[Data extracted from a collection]
_____

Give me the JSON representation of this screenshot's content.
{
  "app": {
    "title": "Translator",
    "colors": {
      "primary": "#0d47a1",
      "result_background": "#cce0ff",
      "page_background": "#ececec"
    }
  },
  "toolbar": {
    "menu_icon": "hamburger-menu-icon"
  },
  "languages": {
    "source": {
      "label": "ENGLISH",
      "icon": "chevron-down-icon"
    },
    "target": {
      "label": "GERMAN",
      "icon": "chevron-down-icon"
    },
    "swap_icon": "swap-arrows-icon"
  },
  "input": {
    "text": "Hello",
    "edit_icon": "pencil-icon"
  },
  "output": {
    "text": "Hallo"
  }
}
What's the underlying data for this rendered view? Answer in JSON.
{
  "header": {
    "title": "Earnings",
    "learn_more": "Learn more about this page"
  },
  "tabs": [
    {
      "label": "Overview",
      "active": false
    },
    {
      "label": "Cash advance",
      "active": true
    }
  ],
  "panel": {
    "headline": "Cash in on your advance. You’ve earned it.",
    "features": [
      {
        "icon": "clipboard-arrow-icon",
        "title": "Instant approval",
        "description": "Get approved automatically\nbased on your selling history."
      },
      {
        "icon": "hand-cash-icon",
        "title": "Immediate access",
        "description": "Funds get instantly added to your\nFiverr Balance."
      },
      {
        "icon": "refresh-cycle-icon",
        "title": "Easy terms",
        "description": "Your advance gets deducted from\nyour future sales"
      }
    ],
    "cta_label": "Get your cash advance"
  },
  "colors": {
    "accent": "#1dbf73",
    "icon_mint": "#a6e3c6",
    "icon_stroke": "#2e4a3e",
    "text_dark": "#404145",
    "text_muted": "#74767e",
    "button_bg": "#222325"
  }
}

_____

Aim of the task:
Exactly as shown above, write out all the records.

Written reply:
Give me the JSON representation of this screenshot's content.
{
  "app": {
    "title": "Translator",
    "colors": {
      "primary": "#0d47a1",
      "result_background": "#cce0ff",
      "page_background": "#ececec"
    }
  },
  "toolbar": {
    "menu_icon": "hamburger-menu-icon"
  },
  "languages": {
    "source": {
      "label": "ENGLISH",
      "icon": "chevron-down-icon"
    },
    "target": {
      "label": "GERMAN",
      "icon": "chevron-down-icon"
    },
    "swap_icon": "swap-arrows-icon"
  },
  "input": {
    "text": "Hello",
    "edit_icon": "pencil-icon"
  },
  "output": {
    "text": "Hallo"
  }
}
What's the underlying data for this rendered view? Answer in JSON.
{
  "header": {
    "title": "Earnings",
    "learn_more": "Learn more about this page"
  },
  "tabs": [
    {
      "label": "Overview",
      "active": false
    },
    {
      "label": "Cash advance",
      "active": true
    }
  ],
  "panel": {
    "headline": "Cash in on your advance. You’ve earned it.",
    "features": [
      {
        "icon": "clipboard-arrow-icon",
        "title": "Instant approval",
        "description": "Get approved automatically\nbased on your selling history."
      },
      {
        "icon": "hand-cash-icon",
        "title": "Immediate access",
        "description": "Funds get instantly added to your\nFiverr Balance."
      },
      {
        "icon": "refresh-cycle-icon",
        "title": "Easy terms",
        "description": "Your advance gets deducted from\nyour future sales"
      }
    ],
    "cta_label": "Get your cash advance"
  },
  "colors": {
    "accent": "#1dbf73",
    "icon_mint": "#a6e3c6",
    "icon_stroke": "#2e4a3e",
    "text_dark": "#404145",
    "text_muted": "#74767e",
    "button_bg": "#222325"
  }
}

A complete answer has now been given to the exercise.